Another question which is still sub judice is the necessity for and the frequency with which vaginal douches should be taken; all physicians are agreed that a vaginal douche taken immediately after the menstrual period is beneficial, as it removes all the debris of the flow, which is sometimes very irritating.
Exercise.— A moderate amount of exercise should be taken every day; this is needed now quite as much as at any other time, and only good can result from it. And no harm comes of a woman going out in the rain or in cold weather; as has been shown, the menstrual process is going on for a large part of the time, and the flow is only the external appearance, but during the time of the flow the woman must be unusually careful not to get her feet wet or to sit down with damp clothing on. Violent exercise of all kinds is to be prohibited at this time, as dancing, rides on the bicycle, gymnastics, and walks of over three miles. The reason for this is very obvious; the uterus has now reached the height of its turgescence, and is heavier than at any other time, hence the danger that displacements or a very profuse flow would be caused by any kind of violent exercise.
Treatment.— If the woman has been so unfortunate as to get caught out in a heavy rain so that her clothes have been wet through, or if in the cold weather she should come into the house thoroughly chilled, the best thing to do is to take off her wet things as quickly as possible, be well rubbed down with hot, rough towels, drink a cup of hot tea, go to bed at once and place a hot-water bag over the abdomen. She should remain in bed until the next morning, to the end that the circulation may regain its equilibrium as quickly as possible by the immediate relief of the pelvic congestion. If this exposure should have caused the sudden cessation of the flow, a hot mustard foot-bath should be taken. One tablespoonful of mustard is used to a gallon of water as hot as can be borne; the pail should be made as full as can be without running over, and a blanket wrapped around the pail and woman, so as to cause a profuse perspiration; this should be kept up for ten minutes; if the water cools off, hot water may be added.

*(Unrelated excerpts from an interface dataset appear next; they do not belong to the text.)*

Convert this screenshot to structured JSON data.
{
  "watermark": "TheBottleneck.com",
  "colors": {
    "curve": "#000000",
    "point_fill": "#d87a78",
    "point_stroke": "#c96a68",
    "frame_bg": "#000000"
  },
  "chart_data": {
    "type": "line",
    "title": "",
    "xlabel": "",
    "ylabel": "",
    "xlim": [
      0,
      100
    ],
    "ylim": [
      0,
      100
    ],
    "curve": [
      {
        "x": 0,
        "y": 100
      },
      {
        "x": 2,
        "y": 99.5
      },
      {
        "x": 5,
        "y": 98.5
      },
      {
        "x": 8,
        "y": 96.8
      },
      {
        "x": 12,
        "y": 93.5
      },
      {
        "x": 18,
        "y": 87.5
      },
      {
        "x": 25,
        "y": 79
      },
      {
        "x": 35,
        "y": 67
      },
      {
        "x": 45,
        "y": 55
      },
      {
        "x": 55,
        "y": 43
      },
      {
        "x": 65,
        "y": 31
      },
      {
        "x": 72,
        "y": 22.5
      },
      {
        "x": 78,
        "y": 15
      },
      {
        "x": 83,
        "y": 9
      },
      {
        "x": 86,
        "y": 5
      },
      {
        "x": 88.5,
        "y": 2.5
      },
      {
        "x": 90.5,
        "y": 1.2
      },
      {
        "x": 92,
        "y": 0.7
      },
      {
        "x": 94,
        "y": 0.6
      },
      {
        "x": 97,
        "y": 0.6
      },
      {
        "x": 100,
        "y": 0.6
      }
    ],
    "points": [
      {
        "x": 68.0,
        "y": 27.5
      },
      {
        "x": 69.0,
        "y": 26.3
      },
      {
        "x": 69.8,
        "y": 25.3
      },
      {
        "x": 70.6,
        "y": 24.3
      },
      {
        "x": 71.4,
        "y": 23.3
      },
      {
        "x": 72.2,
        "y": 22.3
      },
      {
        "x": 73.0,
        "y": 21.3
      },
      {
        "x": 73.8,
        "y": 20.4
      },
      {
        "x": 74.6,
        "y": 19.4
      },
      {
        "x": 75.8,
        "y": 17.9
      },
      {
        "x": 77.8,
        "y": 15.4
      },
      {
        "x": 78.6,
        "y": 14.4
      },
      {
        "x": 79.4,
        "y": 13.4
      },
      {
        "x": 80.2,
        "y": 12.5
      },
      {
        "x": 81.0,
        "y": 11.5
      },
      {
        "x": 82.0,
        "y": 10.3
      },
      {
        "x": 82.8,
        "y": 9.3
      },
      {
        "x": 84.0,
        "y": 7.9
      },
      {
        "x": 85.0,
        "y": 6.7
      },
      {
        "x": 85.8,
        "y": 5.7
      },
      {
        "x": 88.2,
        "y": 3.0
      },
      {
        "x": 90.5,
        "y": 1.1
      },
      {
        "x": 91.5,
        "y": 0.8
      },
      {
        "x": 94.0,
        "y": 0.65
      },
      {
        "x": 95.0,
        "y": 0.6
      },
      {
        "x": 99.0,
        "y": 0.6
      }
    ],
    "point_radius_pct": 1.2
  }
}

THE ANOMALIES OF MENSTRUATION.
Menorrhagia and Metrorrhagia; Dysmenorrhea;
“Defer not till to-morrow to
To-morrow’s sun on thee may never rise.”
Menorrhagia and Metrorrhagia.— By menorrhagia is meant an excessive or too profuse menstrual flow; by metrorrhagia, a flow of blood between the menstrual periods. Neither one constitutes a disease by itself, but is a symptom of some pathologic condition.
It has already been stated that the excretory organs, by constantly eliminating from the system the worn-out material, keep the machine healthy and in good working order. Kept within natural limits, this elimination is the source of strength and health; beyond these limits, the menstrual flow becomes an actual hemorrhage that, by draining away the life, becomes the source of weakness and disease.